Something rotten in the compost pile
Are there toxins in your compost?
By definition, compost is organic. But what if the compost is fed with pesticide-tainted grass clippings? Or plastic bags or lead-paint chips have blown into the pile? According to a recent Mother Jones article, random tests of compost used in organic agriculture occasionally have turned up elevated levels of lead and traces of pesticides. Testing is mostly voluntary, with organizations like the Organic Materials Review Institute (independent reviews of organic farming products) and the U.S. Composting Council (voluntary accreditation) doing heavy-metal and pathogen testing (neither tests for pesticides).
While there are no federal laws requiring large-scale composting facilities—such as Recology—to screen their product for contaminants, there are some state laws addressing the matter. California, for one, requires tests at large facilities every month or so for heavy metals and pathogens. Despite fears, compost makers stress that the intense heat and microbial action in the compost process will break down most contaminants.
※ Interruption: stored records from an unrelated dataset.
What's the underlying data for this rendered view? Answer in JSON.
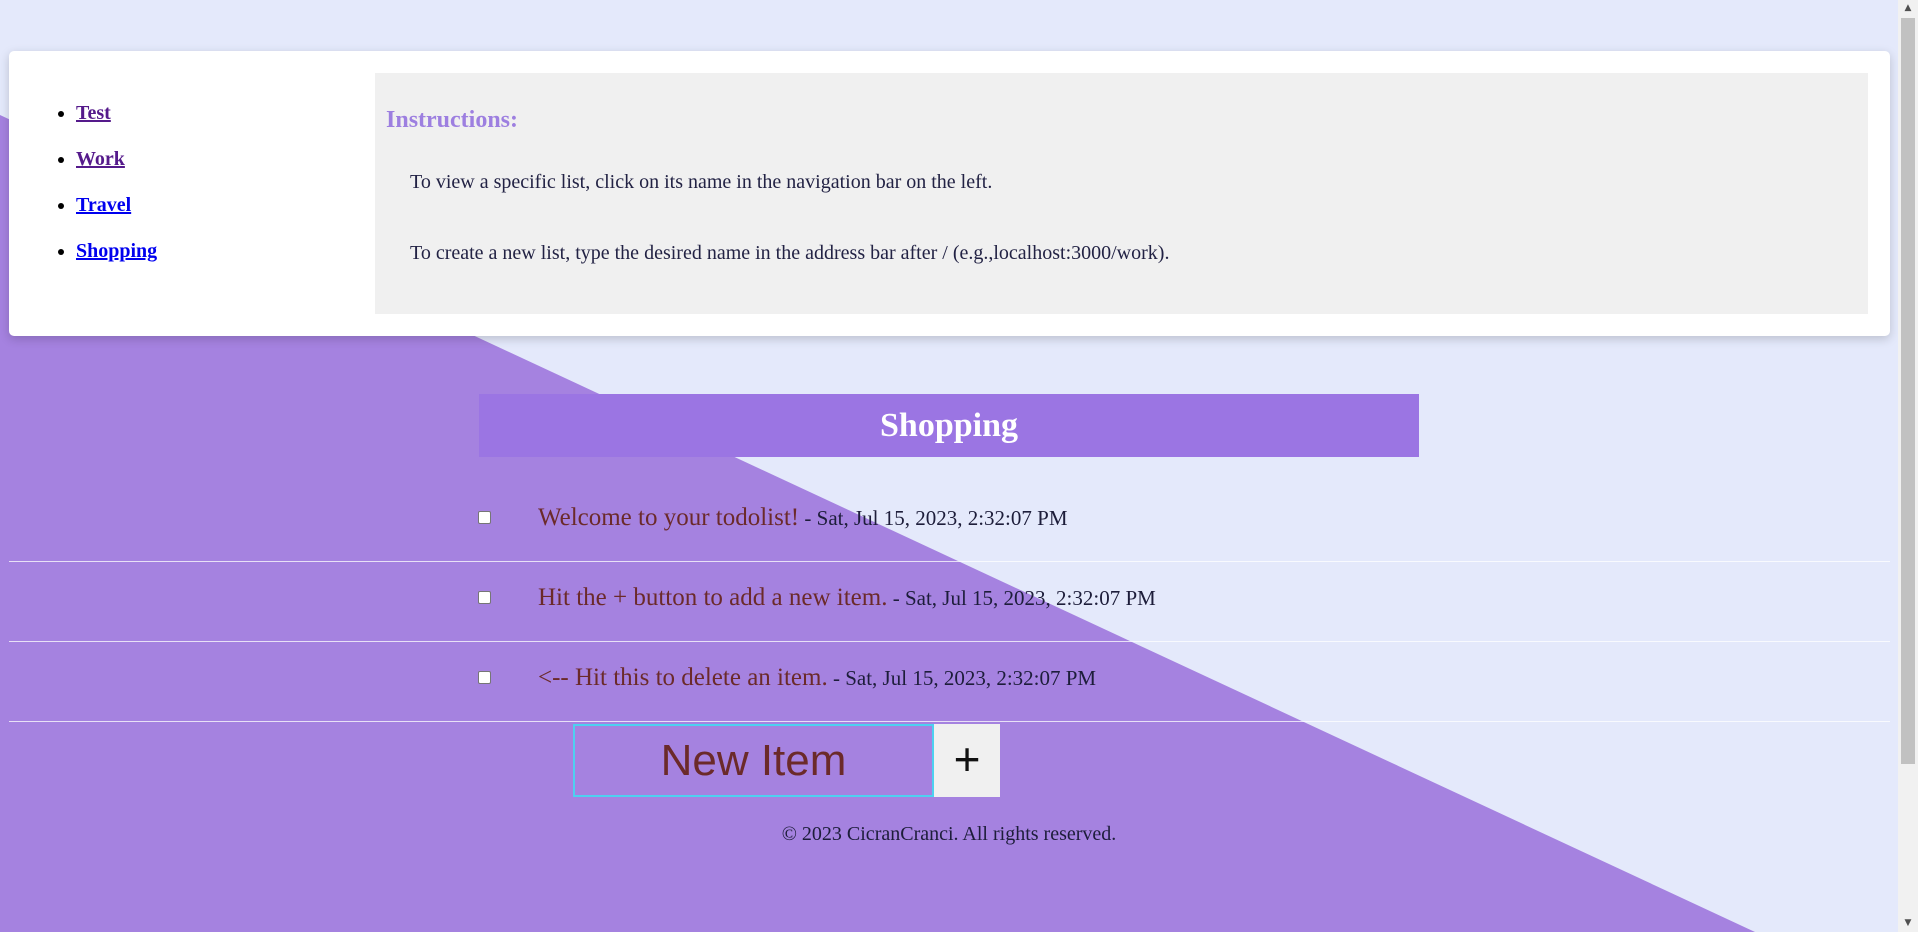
{
  "nav": {
    "items": [
      {
        "label": "Test"
      },
      {
        "label": "Work"
      },
      {
        "label": "Travel"
      },
      {
        "label": "Shopping"
      }
    ]
  },
  "instructions": {
    "title": "Instructions:",
    "line1": "To view a specific list, click on its name in the navigation bar on the left.",
    "line2": "To create a new list, type the desired name in the address bar after / (e.g.,localhost:3000/work)."
  },
  "list": {
    "title": "Shopping",
    "items": [
      {
        "text": "Welcome to your todolist!",
        "date": " - Sat, Jul 15, 2023, 2:32:07 PM"
      },
      {
        "text": "Hit the + button to add a new item.",
        "date": " - Sat, Jul 15, 2023, 2:32:07 PM"
      },
      {
        "text": "<-- Hit this to delete an item.",
        "date": " - Sat, Jul 15, 2023, 2:32:07 PM"
      }
    ]
  },
  "form": {
    "placeholder": "New Item",
    "add_label": "+"
  },
  "footer": {
    "text": "© 2023 CicranCranci. All rights reserved."
  },
  "colors": {
    "background_light": "#e4e9fb",
    "background_purple": "#a582e0",
    "title_bar": "#9b75e3",
    "instructions_heading": "#9d7fe0",
    "item_text": "#6b2a2a"
  }
}
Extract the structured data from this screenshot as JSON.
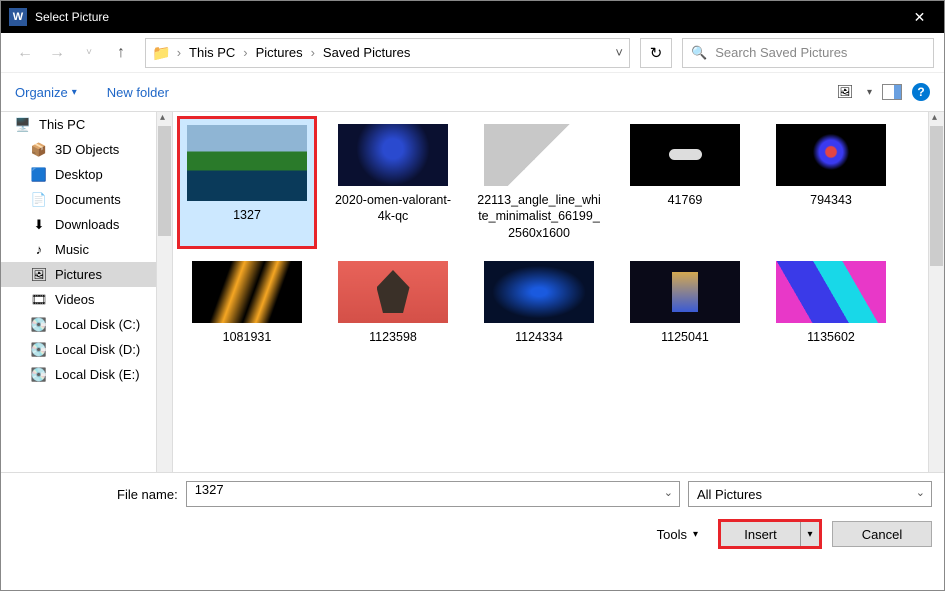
{
  "titlebar": {
    "title": "Select Picture"
  },
  "breadcrumb": {
    "items": [
      "This PC",
      "Pictures",
      "Saved Pictures"
    ]
  },
  "search": {
    "placeholder": "Search Saved Pictures"
  },
  "toolbar": {
    "organize": "Organize",
    "new_folder": "New folder"
  },
  "sidebar": {
    "items": [
      {
        "label": "This PC",
        "icon": "🖥️",
        "lvl": 0
      },
      {
        "label": "3D Objects",
        "icon": "📦"
      },
      {
        "label": "Desktop",
        "icon": "🟦"
      },
      {
        "label": "Documents",
        "icon": "📄"
      },
      {
        "label": "Downloads",
        "icon": "⬇"
      },
      {
        "label": "Music",
        "icon": "♪"
      },
      {
        "label": "Pictures",
        "icon": "🖼",
        "selected": true
      },
      {
        "label": "Videos",
        "icon": "🎞"
      },
      {
        "label": "Local Disk (C:)",
        "icon": "💽"
      },
      {
        "label": "Local Disk (D:)",
        "icon": "💽"
      },
      {
        "label": "Local Disk (E:)",
        "icon": "💽"
      }
    ]
  },
  "files": [
    {
      "name": "1327",
      "thumb": "th-1327",
      "selected": true
    },
    {
      "name": "2020-omen-valorant-4k-qc",
      "thumb": "th-omen"
    },
    {
      "name": "22113_angle_line_white_minimalist_66199_2560x1600",
      "thumb": "th-angle"
    },
    {
      "name": "41769",
      "thumb": "th-41769"
    },
    {
      "name": "794343",
      "thumb": "th-794343"
    },
    {
      "name": "1081931",
      "thumb": "th-1081931"
    },
    {
      "name": "1123598",
      "thumb": "th-1123598"
    },
    {
      "name": "1124334",
      "thumb": "th-1124334"
    },
    {
      "name": "1125041",
      "thumb": "th-1125041"
    },
    {
      "name": "1135602",
      "thumb": "th-1135602"
    }
  ],
  "footer": {
    "file_name_label": "File name:",
    "file_name_value": "1327",
    "filter": "All Pictures",
    "tools": "Tools",
    "insert": "Insert",
    "cancel": "Cancel"
  }
}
Backyard composters can protect their piles from airborne contaminants by using large, lidded plastic bins (available locally at Collier Hardware, 105 Broadway, 342-0195).
Source: “Are There Toxins in Your Compost?”—Mother Jones